Iwan Williams is a pensioner who lives in the family home where he has watched his children grow into adults in the picturesque seaside town of Colwyn Bay, half an hour from the coast of Llandudno. He asked that his real name not be used for this report.

Fearful of future energy price increases, he said he just reached an agreement to set his dual fuel bills (gas and electricity) at 315 pounds ($ 433) a month for the next three years, almost double that. his previous average of 175 pounds. ($ 240) monthly bill.

“And we are looking for savings to replace a good but very old boiler, hoping to use less to offset the price increase,” he told Al Jazeera.

Williams also cares for her elderly mother-in-law, making sure she “does that pensioner thing” of keeping the house dangerously cold.

“If we feel that way with a family income of around 45,000 pounds [$61,884] with about 100,000 pounds [$137,408] in savings, “he asks,” how do people less fortunate than us feel? “

Green impact

With COP26, the United Nations conference on climate change, which kicks off in Glasgow on Sunday, Britain’s focus on energy consumption is in the limelight. And rising gas prices have already had an impact on the government’s ‘net zero’ strategy to decarbonize the UK by 2050.

“Part of the net zero agenda was to make gas more expensive and use that tax to pay for green measures, but that has now been discontinued,” says NEF’s Kumar. “In the long term, it should still be flat out ahead of net zero, but if we continue to face these kinds of shocks, it’s hard to tell.”

The price of gas also has a personal impact on people and their communities, David Peacock said from his Llandudno flat. And the people of the UK are cautiously looking at a long, cold winter.

“Like many others, with or without disabilities, these are difficult times,” said Peacock. “And the future holds enough physical problems for all of us, without the financial uncertainty of whether the ever-increasing cost of fuel could further affect our health.”

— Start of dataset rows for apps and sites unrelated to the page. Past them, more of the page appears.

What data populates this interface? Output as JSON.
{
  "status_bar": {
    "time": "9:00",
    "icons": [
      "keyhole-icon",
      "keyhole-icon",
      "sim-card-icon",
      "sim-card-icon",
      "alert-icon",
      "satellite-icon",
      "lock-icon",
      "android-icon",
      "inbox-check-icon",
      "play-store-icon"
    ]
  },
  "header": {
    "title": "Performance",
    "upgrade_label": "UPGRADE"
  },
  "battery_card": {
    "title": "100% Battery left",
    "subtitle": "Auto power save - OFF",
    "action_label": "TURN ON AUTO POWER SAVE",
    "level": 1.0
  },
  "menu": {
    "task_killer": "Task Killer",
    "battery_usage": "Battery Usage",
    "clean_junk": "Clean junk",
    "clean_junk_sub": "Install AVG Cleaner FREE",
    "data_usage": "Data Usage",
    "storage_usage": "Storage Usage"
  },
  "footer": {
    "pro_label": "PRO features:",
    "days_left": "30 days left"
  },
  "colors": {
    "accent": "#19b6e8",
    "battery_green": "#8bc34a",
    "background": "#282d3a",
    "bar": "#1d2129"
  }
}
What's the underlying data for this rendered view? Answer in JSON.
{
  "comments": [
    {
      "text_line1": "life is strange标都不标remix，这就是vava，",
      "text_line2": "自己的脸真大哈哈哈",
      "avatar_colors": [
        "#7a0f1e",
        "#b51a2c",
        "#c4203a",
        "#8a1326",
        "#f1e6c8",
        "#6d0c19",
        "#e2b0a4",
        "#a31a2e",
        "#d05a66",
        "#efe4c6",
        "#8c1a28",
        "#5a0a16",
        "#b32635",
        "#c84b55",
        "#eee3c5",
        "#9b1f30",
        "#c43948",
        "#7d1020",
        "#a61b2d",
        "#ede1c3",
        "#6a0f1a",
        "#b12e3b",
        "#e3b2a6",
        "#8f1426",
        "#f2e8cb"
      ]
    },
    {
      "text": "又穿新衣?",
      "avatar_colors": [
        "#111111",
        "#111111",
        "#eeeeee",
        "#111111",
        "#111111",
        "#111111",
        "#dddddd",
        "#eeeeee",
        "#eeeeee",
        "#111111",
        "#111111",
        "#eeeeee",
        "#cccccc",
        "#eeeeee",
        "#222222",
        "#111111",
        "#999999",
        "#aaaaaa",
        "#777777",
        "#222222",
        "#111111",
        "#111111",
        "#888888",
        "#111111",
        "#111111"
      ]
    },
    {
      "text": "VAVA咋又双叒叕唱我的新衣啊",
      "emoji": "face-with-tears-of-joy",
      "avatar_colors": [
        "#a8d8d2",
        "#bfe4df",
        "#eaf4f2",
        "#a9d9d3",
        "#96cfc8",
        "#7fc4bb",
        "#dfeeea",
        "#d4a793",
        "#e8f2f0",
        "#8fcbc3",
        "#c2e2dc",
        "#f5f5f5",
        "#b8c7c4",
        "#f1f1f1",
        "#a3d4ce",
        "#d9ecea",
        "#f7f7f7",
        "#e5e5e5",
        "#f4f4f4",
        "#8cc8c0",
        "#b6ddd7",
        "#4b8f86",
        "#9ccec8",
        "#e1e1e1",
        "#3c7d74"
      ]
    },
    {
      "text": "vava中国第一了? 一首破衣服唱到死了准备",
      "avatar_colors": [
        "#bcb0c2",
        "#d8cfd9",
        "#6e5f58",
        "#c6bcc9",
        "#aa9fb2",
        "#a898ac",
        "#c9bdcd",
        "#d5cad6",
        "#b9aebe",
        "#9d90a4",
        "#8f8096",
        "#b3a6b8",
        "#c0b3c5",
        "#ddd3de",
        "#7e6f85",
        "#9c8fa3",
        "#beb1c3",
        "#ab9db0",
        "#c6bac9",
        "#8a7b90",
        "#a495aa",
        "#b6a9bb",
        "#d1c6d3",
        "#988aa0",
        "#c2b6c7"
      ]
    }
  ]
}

Related Posts

Leave a Reply

Your email address will not be published. Required fields are marked *